** What needs to be done **
Here are some records; copy every line that holds the word "Required".

Segment Start: Data to process

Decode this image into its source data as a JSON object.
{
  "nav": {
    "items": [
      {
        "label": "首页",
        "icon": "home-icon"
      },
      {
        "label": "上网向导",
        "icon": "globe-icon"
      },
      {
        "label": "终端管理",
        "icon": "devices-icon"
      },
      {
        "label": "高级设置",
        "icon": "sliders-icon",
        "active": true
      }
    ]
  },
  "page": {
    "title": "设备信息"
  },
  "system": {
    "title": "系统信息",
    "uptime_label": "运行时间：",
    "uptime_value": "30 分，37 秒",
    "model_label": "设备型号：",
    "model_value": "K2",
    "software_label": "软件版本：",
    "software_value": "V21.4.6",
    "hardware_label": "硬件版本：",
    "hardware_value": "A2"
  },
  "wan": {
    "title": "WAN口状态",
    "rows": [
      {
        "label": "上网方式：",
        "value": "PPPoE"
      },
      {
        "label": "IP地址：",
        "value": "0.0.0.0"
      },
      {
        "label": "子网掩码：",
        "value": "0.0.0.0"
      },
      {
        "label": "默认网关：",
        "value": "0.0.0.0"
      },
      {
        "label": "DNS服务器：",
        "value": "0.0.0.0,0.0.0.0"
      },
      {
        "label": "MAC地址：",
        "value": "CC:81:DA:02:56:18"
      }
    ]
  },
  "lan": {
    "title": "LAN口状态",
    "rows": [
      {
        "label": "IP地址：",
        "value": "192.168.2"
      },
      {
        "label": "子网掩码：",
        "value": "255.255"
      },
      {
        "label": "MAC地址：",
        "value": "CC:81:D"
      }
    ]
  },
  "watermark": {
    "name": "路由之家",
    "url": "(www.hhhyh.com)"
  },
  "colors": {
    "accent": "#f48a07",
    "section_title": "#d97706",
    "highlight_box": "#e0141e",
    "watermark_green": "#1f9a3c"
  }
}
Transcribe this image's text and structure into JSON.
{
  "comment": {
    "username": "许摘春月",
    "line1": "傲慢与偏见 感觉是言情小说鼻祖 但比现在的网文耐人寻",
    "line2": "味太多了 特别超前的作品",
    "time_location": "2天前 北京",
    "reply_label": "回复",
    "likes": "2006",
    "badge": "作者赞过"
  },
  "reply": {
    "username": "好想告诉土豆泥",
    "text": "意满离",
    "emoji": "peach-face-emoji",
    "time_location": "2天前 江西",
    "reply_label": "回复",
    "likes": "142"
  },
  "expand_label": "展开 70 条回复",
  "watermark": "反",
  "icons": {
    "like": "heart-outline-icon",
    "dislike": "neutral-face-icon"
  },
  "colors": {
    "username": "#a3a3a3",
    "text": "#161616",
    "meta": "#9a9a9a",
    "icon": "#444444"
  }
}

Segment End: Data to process
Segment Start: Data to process

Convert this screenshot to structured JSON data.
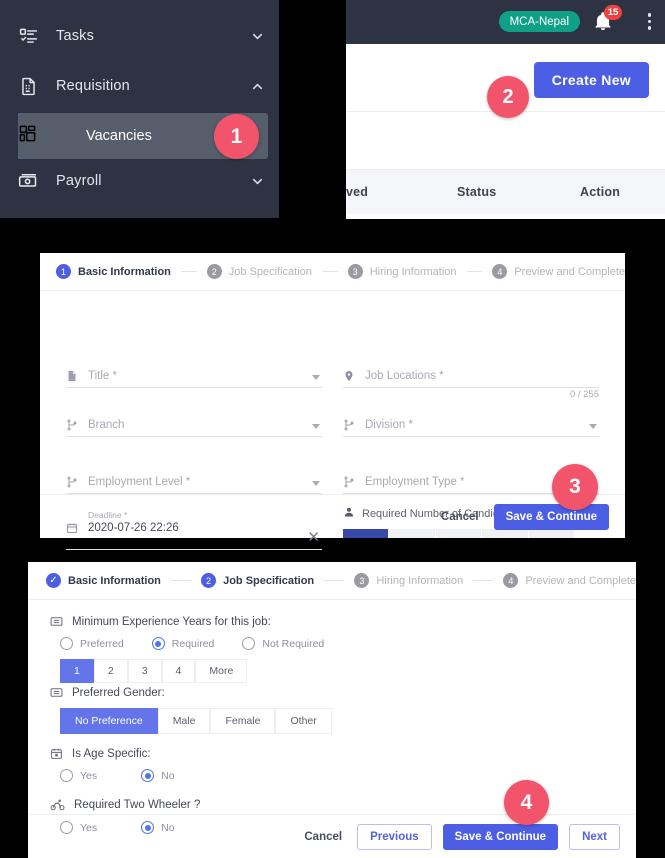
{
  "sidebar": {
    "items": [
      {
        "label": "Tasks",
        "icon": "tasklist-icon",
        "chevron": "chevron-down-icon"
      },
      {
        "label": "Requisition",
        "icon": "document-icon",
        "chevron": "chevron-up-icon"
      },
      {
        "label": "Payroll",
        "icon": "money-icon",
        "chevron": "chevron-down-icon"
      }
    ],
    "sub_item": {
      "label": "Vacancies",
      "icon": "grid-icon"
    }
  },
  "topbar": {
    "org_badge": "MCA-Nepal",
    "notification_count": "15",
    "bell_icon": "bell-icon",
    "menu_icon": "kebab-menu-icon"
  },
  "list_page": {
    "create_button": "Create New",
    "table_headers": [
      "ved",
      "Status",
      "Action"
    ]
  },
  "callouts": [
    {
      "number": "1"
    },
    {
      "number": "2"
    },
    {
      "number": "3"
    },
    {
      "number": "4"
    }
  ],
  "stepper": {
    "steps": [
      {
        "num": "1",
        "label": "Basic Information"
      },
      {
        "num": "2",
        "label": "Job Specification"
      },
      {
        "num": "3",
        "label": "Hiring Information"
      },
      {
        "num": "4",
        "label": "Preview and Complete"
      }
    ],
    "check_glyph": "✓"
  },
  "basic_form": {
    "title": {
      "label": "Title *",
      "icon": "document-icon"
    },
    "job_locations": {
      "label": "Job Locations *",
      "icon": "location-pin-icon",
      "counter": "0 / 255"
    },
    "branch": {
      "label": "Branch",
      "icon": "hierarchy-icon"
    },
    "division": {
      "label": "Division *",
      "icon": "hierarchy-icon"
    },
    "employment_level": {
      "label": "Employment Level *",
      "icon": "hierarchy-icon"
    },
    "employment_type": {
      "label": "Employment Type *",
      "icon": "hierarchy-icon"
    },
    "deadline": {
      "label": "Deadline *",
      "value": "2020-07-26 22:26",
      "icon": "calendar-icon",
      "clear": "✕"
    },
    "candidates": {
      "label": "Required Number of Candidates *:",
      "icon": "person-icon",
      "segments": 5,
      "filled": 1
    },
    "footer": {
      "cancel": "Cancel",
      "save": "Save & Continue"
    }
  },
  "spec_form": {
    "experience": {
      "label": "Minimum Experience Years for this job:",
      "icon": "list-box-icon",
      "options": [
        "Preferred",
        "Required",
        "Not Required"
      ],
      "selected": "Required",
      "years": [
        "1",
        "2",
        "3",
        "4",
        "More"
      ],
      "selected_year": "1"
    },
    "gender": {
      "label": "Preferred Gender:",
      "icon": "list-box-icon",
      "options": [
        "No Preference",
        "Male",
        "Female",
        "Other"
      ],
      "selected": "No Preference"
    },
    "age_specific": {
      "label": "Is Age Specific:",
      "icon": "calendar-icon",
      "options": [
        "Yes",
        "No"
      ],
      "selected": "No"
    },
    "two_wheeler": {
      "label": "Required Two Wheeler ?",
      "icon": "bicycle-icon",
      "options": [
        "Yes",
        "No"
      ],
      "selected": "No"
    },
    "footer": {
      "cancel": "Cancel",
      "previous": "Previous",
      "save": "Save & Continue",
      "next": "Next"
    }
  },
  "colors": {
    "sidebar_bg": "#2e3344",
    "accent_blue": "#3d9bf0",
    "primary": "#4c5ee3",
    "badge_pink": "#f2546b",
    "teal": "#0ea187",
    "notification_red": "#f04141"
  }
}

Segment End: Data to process

** Exercise solution **
      "label": "Required Number of Candidates *:",
        "Required",
        "Not Required"
      "selected": "Required",
      "label": "Required Two Wheeler ?",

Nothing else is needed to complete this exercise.